The founder of Salome, Dick Wick Hall, is featured on a marker and gravestone at Center and Hall Street in town.
The Harrisburg Pioneer Cemetary is the final resting place of 33 original residents of town. Markers tell stories of lives lived in transition; born in cities far to the east some years before and died in the 19th century in a small Arizona desert town.
Tyson’s Well and some early Quartzite pioneers are interred at the “Hi Jolly Cemetary” named for Hadji Ali (Philip Tedro) the camel master for the US Army’s experimental camel corps that crossed through the region in the 1850s.
Source for the county name and one of the most distinct communities in the colorful history of Arizona’s territorial past, La Paz was actually in New Mexico territory when it was established in 1862. The following year President Lincoln created Arizona territory, of which La Paz was one of the main towns. While the town was famous for the quantity of minerals produced, and as the farthest west confrontation in the US Civil War, all that remain of the town are some crumbling stone foundations and a historical marker signifying the deep history of the once powerful little town in the remote southwest.
Since the county voted to split off from Yuma County in 1983 the La Paz County Sheriff has been on the job, overseeing county roads and laws from Parker to Quartzite and in all the unincorporated areas of the county. Current Sheriff William “Bill” Risen oversees the department and all its divisions from boating safety to traffic patrol and much more on the water, roadways, and byways of La Paz County. In the 35 years since its founding, La Paz County has had six sheriffs, including the first five:
• Rayburn Evans
• Marvin Hare
• Hal Collett
• Don Lowery
• John Drum
The La Paz County Sheriff’s Department serves local residents, visitors, and travelers with safety and first responder services to maintain quality of life, independence, and peace in the area.
Parker Police Department
Parker Police Department serves the 6000 plus residents and many more annual visitors to the town everyday throughout the year. Services and departments include patrol, school resource officers, boating safety, animal control, civil, criminal investigation, and more.

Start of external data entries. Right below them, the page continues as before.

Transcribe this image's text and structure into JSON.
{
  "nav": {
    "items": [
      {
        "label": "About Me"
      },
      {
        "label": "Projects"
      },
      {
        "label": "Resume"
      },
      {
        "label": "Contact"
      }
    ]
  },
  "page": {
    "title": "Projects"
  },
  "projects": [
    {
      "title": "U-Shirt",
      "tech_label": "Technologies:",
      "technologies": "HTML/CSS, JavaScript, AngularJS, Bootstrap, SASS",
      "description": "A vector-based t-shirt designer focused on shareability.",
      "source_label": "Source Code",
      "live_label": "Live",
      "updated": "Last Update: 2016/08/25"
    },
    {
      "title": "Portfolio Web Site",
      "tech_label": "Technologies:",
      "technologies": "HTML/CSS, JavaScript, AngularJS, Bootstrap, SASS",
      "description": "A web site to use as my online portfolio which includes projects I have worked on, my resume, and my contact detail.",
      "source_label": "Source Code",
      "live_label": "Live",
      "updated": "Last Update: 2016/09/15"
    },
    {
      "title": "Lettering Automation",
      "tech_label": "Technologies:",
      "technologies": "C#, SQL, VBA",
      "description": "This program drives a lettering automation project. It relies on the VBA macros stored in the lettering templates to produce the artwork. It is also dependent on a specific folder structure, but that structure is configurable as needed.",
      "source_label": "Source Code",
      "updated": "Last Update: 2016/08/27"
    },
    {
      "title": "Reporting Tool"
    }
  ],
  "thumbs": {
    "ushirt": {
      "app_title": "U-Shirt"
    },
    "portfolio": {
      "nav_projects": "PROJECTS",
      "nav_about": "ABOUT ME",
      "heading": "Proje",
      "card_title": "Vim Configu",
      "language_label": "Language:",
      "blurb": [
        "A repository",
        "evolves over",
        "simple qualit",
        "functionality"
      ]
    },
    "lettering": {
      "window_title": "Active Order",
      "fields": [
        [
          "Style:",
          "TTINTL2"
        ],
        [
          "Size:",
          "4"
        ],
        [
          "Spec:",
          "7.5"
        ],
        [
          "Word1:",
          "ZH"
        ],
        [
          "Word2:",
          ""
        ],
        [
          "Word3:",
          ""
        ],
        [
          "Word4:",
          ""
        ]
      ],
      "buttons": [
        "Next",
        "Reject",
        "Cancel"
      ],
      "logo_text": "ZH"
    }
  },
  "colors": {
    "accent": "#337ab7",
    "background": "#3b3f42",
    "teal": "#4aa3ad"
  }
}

Quartzite Jail sits about 100 yards off of the street, behind the large metal building that is the current jail. A 12-foot by 12-foot concrete building, with the door from the former territorial prison in Yuma, the jail held inmates and drunks overnight to transfer to Yuma for trial.
Distance and General Direction from Parker to Phoenix
Parker, the county seat of La Paz County Arizona, sits on the east bank of Colorado River, about 154 miles northwest of Phoenix. By car, I-10 southbound by way of Arizona 72 and Arizona Route 95 is the quickest route from the county seat of La Paz County to Phoenix, the state capital.